The fundamentals of persuasion surely date back in their most rudimentary forms to our prehistoric ancestors. The capacity for speech introduced, of course, certain necessary refinements. Yet, argumentation wasn’t universally recognized as an art until the philosophers got ahold of it. Aristotle astutely classified three modes of persuasion in his classic text, On Rhetoric; his classical analysis corresponds surprisingly well with our modern models of argumentation. In other words, we can find ethos, pathos, and logos used in both evidence and warrants to support claims.
Of the modes of persuasion furnished by the spoken word there are three kinds… Persuasion is achieved by the speaker’s personal character when the speech was so spoken as to make us think him credible…
Ethos describes an appeal to authority or credibility. The authority of the presenter obviously lends to the persuasive power of his or her argument, but ethos can also be established by evidence.
EVIDENCE: Ethos aligns most closely with Social evidence. Examples include quotes from experts, endorsements from authority figures, or support from groups with high credibility regarding an issue.
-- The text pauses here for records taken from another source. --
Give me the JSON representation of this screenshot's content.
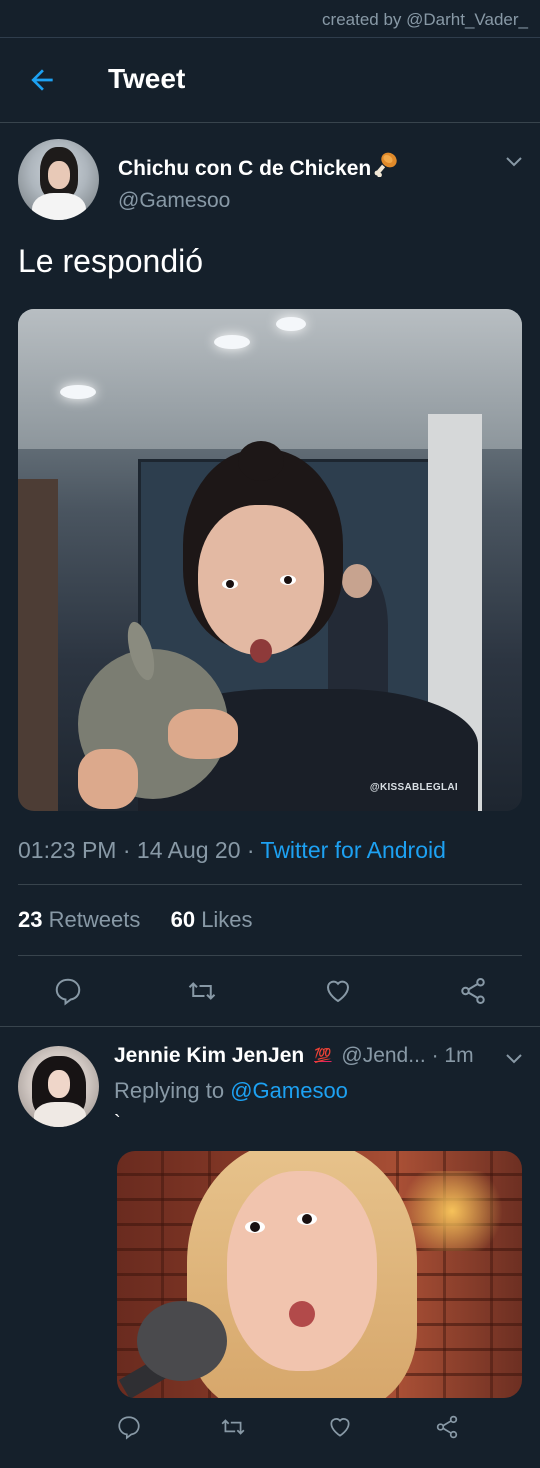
{
  "watermark": "created by @Darht_Vader_",
  "header": {
    "title": "Tweet",
    "back_icon": "arrow-left-icon"
  },
  "tweet": {
    "author_name": "Chichu con C de Chicken",
    "author_emoji": "drumstick-icon",
    "author_handle": "@Gamesoo",
    "text": "Le respondió",
    "media_watermark": "@KISSABLEGLAI",
    "time": "01:23 PM",
    "date": "14 Aug 20",
    "source": "Twitter for Android",
    "retweets_count": "23",
    "retweets_label": "Retweets",
    "likes_count": "60",
    "likes_label": "Likes",
    "actions": [
      "reply-icon",
      "retweet-icon",
      "like-icon",
      "share-icon"
    ]
  },
  "reply": {
    "author_name": "Jennie Kim JenJen",
    "emoji": "💯",
    "handle": "@Jend...",
    "time": "1m",
    "replying_prefix": "Replying to",
    "replying_to": "@Gamesoo",
    "text": "`",
    "actions": [
      "reply-icon",
      "retweet-icon",
      "like-icon",
      "share-icon"
    ]
  },
  "colors": {
    "background": "#15202b",
    "accent": "#1da1f2",
    "secondary_text": "#8899a6",
    "divider": "#38444d"
  }
}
WARRANTS: Ethos warrants work to establish the authority or credibility of a source of evidence. Examples include appeals to authority or generalizations connecting one credible group to a larger population.
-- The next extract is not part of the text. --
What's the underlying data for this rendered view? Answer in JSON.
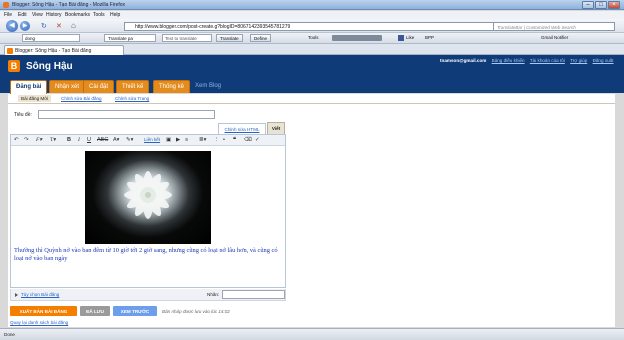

Secondly, persuasion may come through the hearers, when the speech stirs their emotions…
Pathos describes an appeal to feelings or emotion. Any emotion, positive or negative, will do as long as it is strong. However, these appeals only work when the audience shares these feelings.
EVIDENCE: Pathos aligns most closely with Experiential evidence, in that effective personal anecdotes include emotional appeals. Examples include specific stories and descriptions of shared experiences.
WARRANTS: Pathos warrants work to inspire a certain emotional response to an argument. Examples include appeals to specific principles, sympathies, antipathies, fears, or desires. Also common are generalizations connecting an individual’s personal feelings or sufferings to a more universal experience.
Thirdly, persuasion is effected through the speech itself when we have proved a truth or an apparent truth by means of the persuasive arguments suitable to the case in question.
Logos describes an appeal to logic. Facts are extremely persuasive because they are, at least ostensibly, true. Arguments lacking logos often fail to persuade over the long term.
EVIDENCE: Logos aligns most closely with Factual evidence. Examples include citations of fact, figures, or research.
WARRANTS: Logos warrants work to establish both the indisputable nature of factual evidence and its relevance to the claim. Such warrants are critical because a given fact, accepted or not, may fail to support a point. Examples include logical reasoning, cause and effect relationships, and rational analogies.
Ethos, pathos, and logos manifest not only in substance but also in the style a speaker or writer chooses when delivering an argument: choose your words and tone deliberately. No argument should depend solely on one of these modes of persuasion. Instead, try to implement all three to ensure that your argument resonates on a logical, emotional, and authoritative level.